The overview of the project is deceptively simple: to take stock of how we use digital technologies currently and the skills of our staff; to then train staff in the digital areas with most potential; and finally to put those skills to use in shared projects between the two museums.

But this is new ground for us. We need to open the eyes of our colleagues to the potential of digital for our work through case studies from the wider sector. We need to appreciate that everyone has different needs and expectations; some simply need to know how to use Twitter, while others may be interested in how we could use 3D-printing and Virtual Reality. We need to be prepared to thoroughly review our institutional plans and strategies, and ensure they take digital opportunities and realities into account. Above all, we need to make sure that our audiences benefit.

The project will tie the MERL and Reading Museum closer together.

The project will tie the MERL and Reading Museum closer together.

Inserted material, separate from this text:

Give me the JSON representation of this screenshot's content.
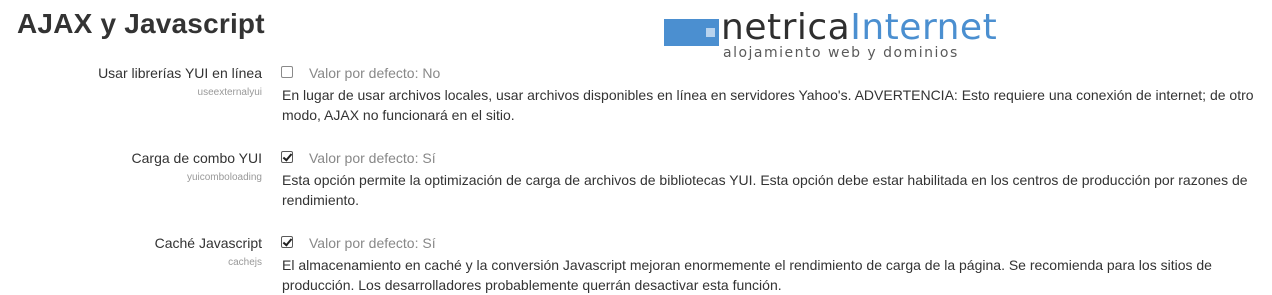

We are not starting from ground zero, however. Both museums of course have websites, are on social media and have online object databases. Both museums, however, are aware that to remain relevant to our communities we need to be incorporating new technologies into what we do, to be using social media effectively and ensure our systems are keeping pace.

What this means for our visitors is a step-change in how the museum operates to take account of how the world is changing. It means exciting new ways for you to get involved and to learn new things.

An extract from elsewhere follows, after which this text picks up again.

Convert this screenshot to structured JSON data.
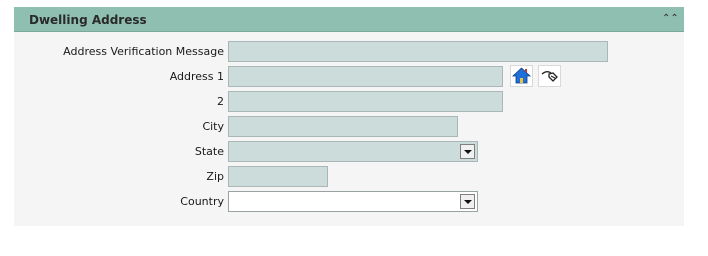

What this means for staff is an exciting opportunity to learn new skills, use new technology and transform how we operate both internally and for our audiences.

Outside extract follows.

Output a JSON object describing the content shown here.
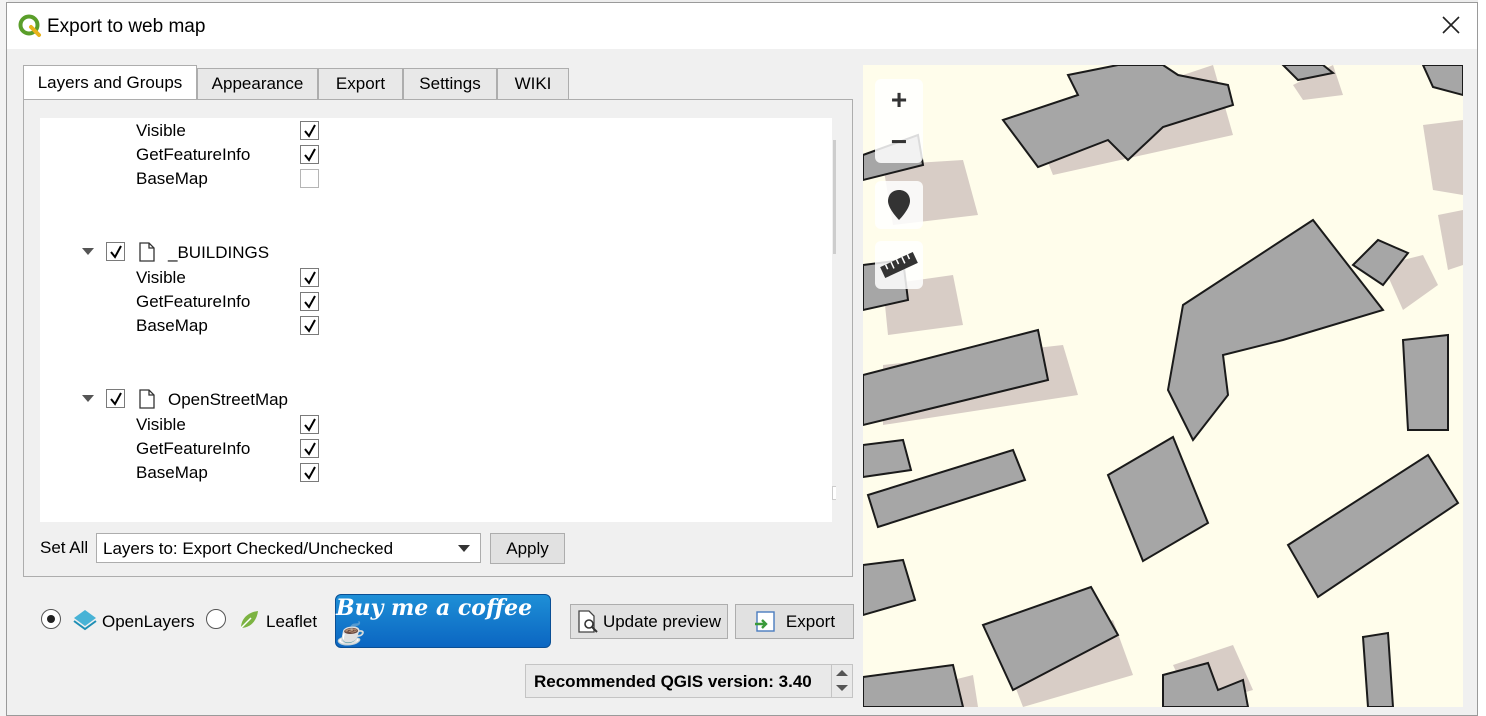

You can keep up with what we do on our blog, as well as by keeping a close eye on Reading Museum’s and the MERL’s social media accounts!

Reading Museum Twitter

Reading Museum Facebook

The MERL Twitter

The MERL Facebook


January Book Sale

The MERL shop kicks off 2017 with the traditional January Sale. This is your chance to pick up some fantastic bargains, especially among our wide range of books.

book sale jan 17

None of us know what the internet sensation of 2017 will be. But there is no doubt that the sensation of 2016 was the MERL mousetrap story! Want to know the stories behind these deadly little devices? Dip into David Drummond’s “British mouse traps and their makers” (£1.50).

For anyone who has seen our new Evacuee interactive, we recommend two books by Martin Parsons – “War child” and “I’ll take that one” – through his research work, Martin was responsible for building up the Museum’s incredible collection of evacuee memoirs. He is a leading expert on the experiences of children in wartime and his books help to dispel many of the myths about this fascinating period. We have copies of both titles signed by the author (£6.00 and £5.00 respectively).

First encounters with the countryside are also dealt with by “In at the deep end” (£1.50). Agriculture lecturer Paul Harris gathered accounts from 41 students who – despite not growing up on a farm – took the brave decision to study agriculture and found themselves getting a year’s work experience. Completed only weeks before Dr Harris’s death in 2013, these are compelling and fascinating stories, where the warmth of the welcome given by the farmers and farmworkers stands in contrast with the cold of the winter mornings!

If you enjoyed our apple-themed activities at the Grand Re-opening Festival, then Michael Clark’s “Apples, a field guide” (£5.00) may well be the book for you. It can help you to identify that unknown apple growing in your garden or in the park. Or if you are feeling ambitious, you can use it to help you choose which variety to plant! Of course, if you want to go even further and take the path to self-sufficiency, then what better than Sonia Kurta’s “No dear, that’s a pheasant, we’re peasants” (£2.50), full of the pitfalls of having a smallholding and tips for those brave enough to try living “the good life”.

Whatever your interests – from folk art to traction engines and from literature to local history – there are plenty more bargains to be picked up this month. The MERL Shop Sale runs until 5 February.